◆ **TASK ITEM**
Apart from the images, every record below must be given again without alteration.

◆ **SUPPLIED MATERIAL**

--- START ---

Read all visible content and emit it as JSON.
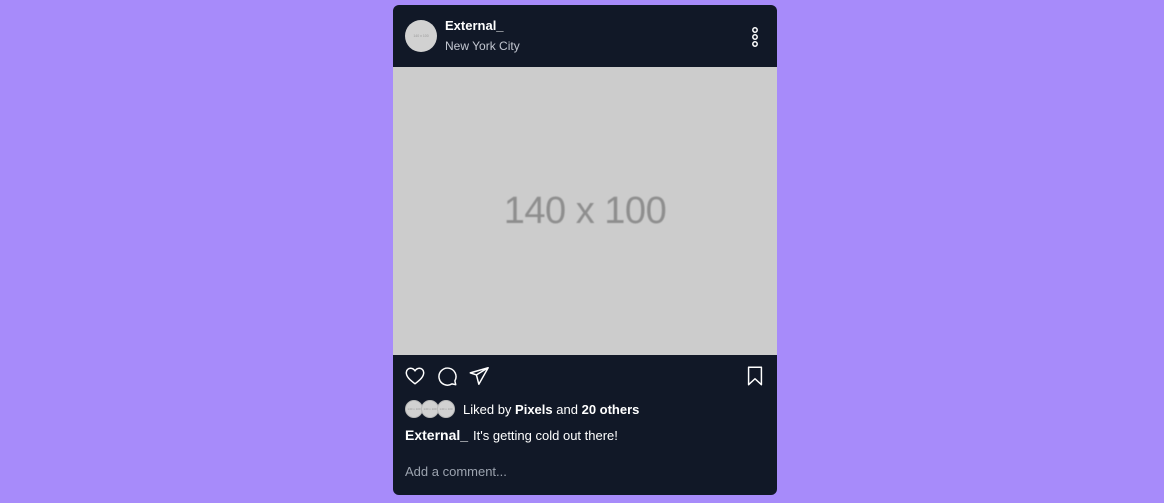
{
  "post": {
    "username": "External_",
    "location": "New York City",
    "avatar_text": "140 x 100",
    "image_placeholder": "140 x 100",
    "liked_by_prefix": "Liked by",
    "liked_by_user": "Pixels",
    "liked_by_and": "and",
    "liked_by_others": "20 others",
    "caption_user": "External_",
    "caption_text": "It's getting cold out there!",
    "comment_placeholder": "Add a comment..."
  },
  "icons": {
    "more": "more-vertical-icon",
    "like": "heart-icon",
    "comment": "comment-icon",
    "share": "send-icon",
    "save": "bookmark-icon"
  },
  "colors": {
    "background": "#a78bfa",
    "card": "#111827",
    "image_bg": "#cccccc",
    "muted_text": "#9ca3af"
  }
}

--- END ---

◆ **ANSWER AREA**
Read all visible content and emit it as JSON.
{
  "post": {
    "username": "External_",
    "location": "New York City",
    "avatar_text": "140 x 100",
    "image_placeholder": "140 x 100",
    "liked_by_prefix": "Liked by",
    "liked_by_user": "Pixels",
    "liked_by_and": "and",
    "liked_by_others": "20 others",
    "caption_user": "External_",
    "caption_text": "It's getting cold out there!",
    "comment_placeholder": "Add a comment..."
  },
  "icons": {
    "more": "more-vertical-icon",
    "like": "heart-icon",
    "comment": "comment-icon",
    "share": "send-icon",
    "save": "bookmark-icon"
  },
  "colors": {
    "background": "#a78bfa",
    "card": "#111827",
    "image_bg": "#cccccc",
    "muted_text": "#9ca3af"
  }
}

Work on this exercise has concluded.